**What is being asked:**
The response should contain only those lines of the entries below that include the string "name".

(Data shown)

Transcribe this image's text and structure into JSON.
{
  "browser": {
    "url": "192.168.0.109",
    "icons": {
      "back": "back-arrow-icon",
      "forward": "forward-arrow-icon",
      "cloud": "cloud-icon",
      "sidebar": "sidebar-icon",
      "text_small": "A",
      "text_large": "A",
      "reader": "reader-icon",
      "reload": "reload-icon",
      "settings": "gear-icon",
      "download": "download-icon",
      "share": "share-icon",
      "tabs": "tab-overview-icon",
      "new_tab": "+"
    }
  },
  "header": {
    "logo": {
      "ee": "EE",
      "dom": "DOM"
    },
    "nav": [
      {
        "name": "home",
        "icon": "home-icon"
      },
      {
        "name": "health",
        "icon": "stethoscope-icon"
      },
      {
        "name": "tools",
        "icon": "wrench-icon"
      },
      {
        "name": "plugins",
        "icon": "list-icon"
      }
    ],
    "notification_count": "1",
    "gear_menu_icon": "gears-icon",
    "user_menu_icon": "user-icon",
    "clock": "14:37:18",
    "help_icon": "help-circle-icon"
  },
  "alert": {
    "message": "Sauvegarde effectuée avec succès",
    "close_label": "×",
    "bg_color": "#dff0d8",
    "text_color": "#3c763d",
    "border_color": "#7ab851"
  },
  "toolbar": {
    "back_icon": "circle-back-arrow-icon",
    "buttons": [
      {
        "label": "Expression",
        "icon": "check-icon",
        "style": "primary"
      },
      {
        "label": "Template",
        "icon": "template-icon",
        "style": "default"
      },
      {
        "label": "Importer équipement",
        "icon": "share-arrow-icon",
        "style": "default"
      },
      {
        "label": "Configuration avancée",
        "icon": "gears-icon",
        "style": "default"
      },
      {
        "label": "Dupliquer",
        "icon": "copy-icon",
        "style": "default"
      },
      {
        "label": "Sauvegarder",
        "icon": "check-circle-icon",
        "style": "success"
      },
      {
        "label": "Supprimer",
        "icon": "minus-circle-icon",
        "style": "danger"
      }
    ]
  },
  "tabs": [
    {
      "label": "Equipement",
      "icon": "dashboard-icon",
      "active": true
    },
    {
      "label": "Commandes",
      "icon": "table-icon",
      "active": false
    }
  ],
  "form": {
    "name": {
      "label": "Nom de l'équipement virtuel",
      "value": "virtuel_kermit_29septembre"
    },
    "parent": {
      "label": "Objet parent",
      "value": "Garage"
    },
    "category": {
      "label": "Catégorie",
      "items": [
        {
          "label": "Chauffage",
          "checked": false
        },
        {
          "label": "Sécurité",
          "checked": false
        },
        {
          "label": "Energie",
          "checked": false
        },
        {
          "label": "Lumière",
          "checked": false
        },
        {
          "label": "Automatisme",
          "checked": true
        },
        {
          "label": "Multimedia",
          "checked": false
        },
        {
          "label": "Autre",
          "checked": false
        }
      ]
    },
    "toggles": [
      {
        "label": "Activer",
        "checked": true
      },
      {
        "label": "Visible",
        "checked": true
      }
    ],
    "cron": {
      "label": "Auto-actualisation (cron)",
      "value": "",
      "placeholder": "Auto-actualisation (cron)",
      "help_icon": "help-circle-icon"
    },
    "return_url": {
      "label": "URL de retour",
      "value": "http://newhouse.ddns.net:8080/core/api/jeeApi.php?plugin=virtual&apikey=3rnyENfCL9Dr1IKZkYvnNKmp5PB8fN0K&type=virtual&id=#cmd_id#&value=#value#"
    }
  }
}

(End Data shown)

**Output below:**
        "name": "home",
        "name": "health",
        "name": "tools",
        "name": "plugins",
    "name": {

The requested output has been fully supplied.